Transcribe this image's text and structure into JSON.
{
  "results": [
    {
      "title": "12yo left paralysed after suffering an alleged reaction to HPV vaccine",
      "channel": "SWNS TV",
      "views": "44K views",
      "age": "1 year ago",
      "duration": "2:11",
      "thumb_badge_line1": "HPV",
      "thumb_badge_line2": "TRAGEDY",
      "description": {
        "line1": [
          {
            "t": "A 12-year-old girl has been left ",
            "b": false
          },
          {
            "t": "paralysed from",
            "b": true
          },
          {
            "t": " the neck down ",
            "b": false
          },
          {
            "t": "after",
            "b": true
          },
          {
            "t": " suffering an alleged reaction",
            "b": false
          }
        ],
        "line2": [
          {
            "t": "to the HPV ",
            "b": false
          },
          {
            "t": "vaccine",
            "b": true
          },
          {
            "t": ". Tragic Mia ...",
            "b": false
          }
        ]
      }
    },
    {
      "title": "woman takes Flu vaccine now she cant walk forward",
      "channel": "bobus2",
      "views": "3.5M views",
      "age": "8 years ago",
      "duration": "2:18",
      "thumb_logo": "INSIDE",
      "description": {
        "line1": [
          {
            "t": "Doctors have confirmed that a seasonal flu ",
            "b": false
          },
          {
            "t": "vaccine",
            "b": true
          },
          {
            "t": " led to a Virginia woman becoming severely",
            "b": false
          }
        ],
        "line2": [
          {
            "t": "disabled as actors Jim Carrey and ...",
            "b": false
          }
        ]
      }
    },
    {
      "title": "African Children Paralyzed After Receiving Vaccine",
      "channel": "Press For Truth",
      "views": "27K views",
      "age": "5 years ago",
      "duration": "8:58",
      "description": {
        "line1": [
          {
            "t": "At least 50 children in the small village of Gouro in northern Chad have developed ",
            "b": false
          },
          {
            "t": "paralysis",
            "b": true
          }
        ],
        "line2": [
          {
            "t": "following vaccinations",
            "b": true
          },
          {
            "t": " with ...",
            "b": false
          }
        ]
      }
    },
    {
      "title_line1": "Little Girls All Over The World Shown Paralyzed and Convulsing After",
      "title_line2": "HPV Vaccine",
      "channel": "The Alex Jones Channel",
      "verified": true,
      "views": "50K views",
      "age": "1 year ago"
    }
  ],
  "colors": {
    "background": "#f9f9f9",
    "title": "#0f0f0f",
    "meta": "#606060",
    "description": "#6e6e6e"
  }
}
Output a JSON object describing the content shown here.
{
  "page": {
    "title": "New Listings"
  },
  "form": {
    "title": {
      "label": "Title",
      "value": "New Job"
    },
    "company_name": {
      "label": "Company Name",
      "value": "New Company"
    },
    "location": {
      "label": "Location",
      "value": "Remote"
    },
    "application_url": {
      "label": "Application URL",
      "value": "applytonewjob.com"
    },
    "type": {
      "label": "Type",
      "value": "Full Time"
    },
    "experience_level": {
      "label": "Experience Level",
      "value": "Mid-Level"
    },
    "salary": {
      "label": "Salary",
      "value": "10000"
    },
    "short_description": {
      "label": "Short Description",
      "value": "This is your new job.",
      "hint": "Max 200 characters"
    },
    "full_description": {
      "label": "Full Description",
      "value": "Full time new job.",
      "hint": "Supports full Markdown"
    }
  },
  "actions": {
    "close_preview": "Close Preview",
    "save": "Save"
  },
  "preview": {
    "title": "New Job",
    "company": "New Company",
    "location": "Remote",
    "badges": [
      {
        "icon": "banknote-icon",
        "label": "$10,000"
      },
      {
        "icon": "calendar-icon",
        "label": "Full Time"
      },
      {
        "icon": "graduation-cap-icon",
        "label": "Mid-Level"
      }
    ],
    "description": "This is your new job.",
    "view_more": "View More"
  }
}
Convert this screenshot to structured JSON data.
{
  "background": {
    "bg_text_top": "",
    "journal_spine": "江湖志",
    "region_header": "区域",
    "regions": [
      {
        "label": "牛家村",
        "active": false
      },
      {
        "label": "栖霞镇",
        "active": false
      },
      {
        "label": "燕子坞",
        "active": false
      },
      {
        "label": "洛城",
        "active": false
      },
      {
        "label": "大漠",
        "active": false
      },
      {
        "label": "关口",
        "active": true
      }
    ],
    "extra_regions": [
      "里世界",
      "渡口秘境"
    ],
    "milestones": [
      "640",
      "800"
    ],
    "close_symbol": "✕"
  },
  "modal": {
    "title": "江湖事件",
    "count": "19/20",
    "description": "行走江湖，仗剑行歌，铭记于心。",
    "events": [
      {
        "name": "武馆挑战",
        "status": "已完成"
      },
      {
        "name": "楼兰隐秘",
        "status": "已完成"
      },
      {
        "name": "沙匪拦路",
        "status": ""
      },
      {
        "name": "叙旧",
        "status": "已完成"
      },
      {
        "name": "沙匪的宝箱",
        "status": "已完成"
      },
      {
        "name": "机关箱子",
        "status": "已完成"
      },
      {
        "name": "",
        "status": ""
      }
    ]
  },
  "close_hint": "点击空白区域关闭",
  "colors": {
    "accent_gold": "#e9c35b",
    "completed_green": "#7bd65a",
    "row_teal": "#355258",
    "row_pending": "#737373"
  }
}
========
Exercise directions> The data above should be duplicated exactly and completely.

Result of the exercise>
Transcribe this image's text and structure into JSON.
{
  "results": [
    {
      "title": "12yo left paralysed after suffering an alleged reaction to HPV vaccine",
      "channel": "SWNS TV",
      "views": "44K views",
      "age": "1 year ago",
      "duration": "2:11",
      "thumb_badge_line1": "HPV",
      "thumb_badge_line2": "TRAGEDY",
      "description": {
        "line1": [
          {
            "t": "A 12-year-old girl has been left ",
            "b": false
          },
          {
            "t": "paralysed from",
            "b": true
          },
          {
            "t": " the neck down ",
            "b": false
          },
          {
            "t": "after",
            "b": true
          },
          {
            "t": " suffering an alleged reaction",
            "b": false
          }
        ],
        "line2": [
          {
            "t": "to the HPV ",
            "b": false
          },
          {
            "t": "vaccine",
            "b": true
          },
          {
            "t": ". Tragic Mia ...",
            "b": false
          }
        ]
      }
    },
    {
      "title": "woman takes Flu vaccine now she cant walk forward",
      "channel": "bobus2",
      "views": "3.5M views",
      "age": "8 years ago",
      "duration": "2:18",
      "thumb_logo": "INSIDE",
      "description": {
        "line1": [
          {
            "t": "Doctors have confirmed that a seasonal flu ",
            "b": false
          },
          {
            "t": "vaccine",
            "b": true
          },
          {
            "t": " led to a Virginia woman becoming severely",
            "b": false
          }
        ],
        "line2": [
          {
            "t": "disabled as actors Jim Carrey and ...",
            "b": false
          }
        ]
      }
    },
    {
      "title": "African Children Paralyzed After Receiving Vaccine",
      "channel": "Press For Truth",
      "views": "27K views",
      "age": "5 years ago",
      "duration": "8:58",
      "description": {
        "line1": [
          {
            "t": "At least 50 children in the small village of Gouro in northern Chad have developed ",
            "b": false
          },
          {
            "t": "paralysis",
            "b": true
          }
        ],
        "line2": [
          {
            "t": "following vaccinations",
            "b": true
          },
          {
            "t": " with ...",
            "b": false
          }
        ]
      }
    },
    {
      "title_line1": "Little Girls All Over The World Shown Paralyzed and Convulsing After",
      "title_line2": "HPV Vaccine",
      "channel": "The Alex Jones Channel",
      "verified": true,
      "views": "50K views",
      "age": "1 year ago"
    }
  ],
  "colors": {
    "background": "#f9f9f9",
    "title": "#0f0f0f",
    "meta": "#606060",
    "description": "#6e6e6e"
  }
}
Output a JSON object describing the content shown here.
{
  "page": {
    "title": "New Listings"
  },
  "form": {
    "title": {
      "label": "Title",
      "value": "New Job"
    },
    "company_name": {
      "label": "Company Name",
      "value": "New Company"
    },
    "location": {
      "label": "Location",
      "value": "Remote"
    },
    "application_url": {
      "label": "Application URL",
      "value": "applytonewjob.com"
    },
    "type": {
      "label": "Type",
      "value": "Full Time"
    },
    "experience_level": {
      "label": "Experience Level",
      "value": "Mid-Level"
    },
    "salary": {
      "label": "Salary",
      "value": "10000"
    },
    "short_description": {
      "label": "Short Description",
      "value": "This is your new job.",
      "hint": "Max 200 characters"
    },
    "full_description": {
      "label": "Full Description",
      "value": "Full time new job.",
      "hint": "Supports full Markdown"
    }
  },
  "actions": {
    "close_preview": "Close Preview",
    "save": "Save"
  },
  "preview": {
    "title": "New Job",
    "company": "New Company",
    "location": "Remote",
    "badges": [
      {
        "icon": "banknote-icon",
        "label": "$10,000"
      },
      {
        "icon": "calendar-icon",
        "label": "Full Time"
      },
      {
        "icon": "graduation-cap-icon",
        "label": "Mid-Level"
      }
    ],
    "description": "This is your new job.",
    "view_more": "View More"
  }
}
Convert this screenshot to structured JSON data.
{
  "background": {
    "bg_text_top": "",
    "journal_spine": "江湖志",
    "region_header": "区域",
    "regions": [
      {
        "label": "牛家村",
        "active": false
      },
      {
        "label": "栖霞镇",
        "active": false
      },
      {
        "label": "燕子坞",
        "active": false
      },
      {
        "label": "洛城",
        "active": false
      },
      {
        "label": "大漠",
        "active": false
      },
      {
        "label": "关口",
        "active": true
      }
    ],
    "extra_regions": [
      "里世界",
      "渡口秘境"
    ],
    "milestones": [
      "640",
      "800"
    ],
    "close_symbol": "✕"
  },
  "modal": {
    "title": "江湖事件",
    "count": "19/20",
    "description": "行走江湖，仗剑行歌，铭记于心。",
    "events": [
      {
        "name": "武馆挑战",
        "status": "已完成"
      },
      {
        "name": "楼兰隐秘",
        "status": "已完成"
      },
      {
        "name": "沙匪拦路",
        "status": ""
      },
      {
        "name": "叙旧",
        "status": "已完成"
      },
      {
        "name": "沙匪的宝箱",
        "status": "已完成"
      },
      {
        "name": "机关箱子",
        "status": "已完成"
      },
      {
        "name": "",
        "status": ""
      }
    ]
  },
  "close_hint": "点击空白区域关闭",
  "colors": {
    "accent_gold": "#e9c35b",
    "completed_green": "#7bd65a",
    "row_teal": "#355258",
    "row_pending": "#737373"
  }
}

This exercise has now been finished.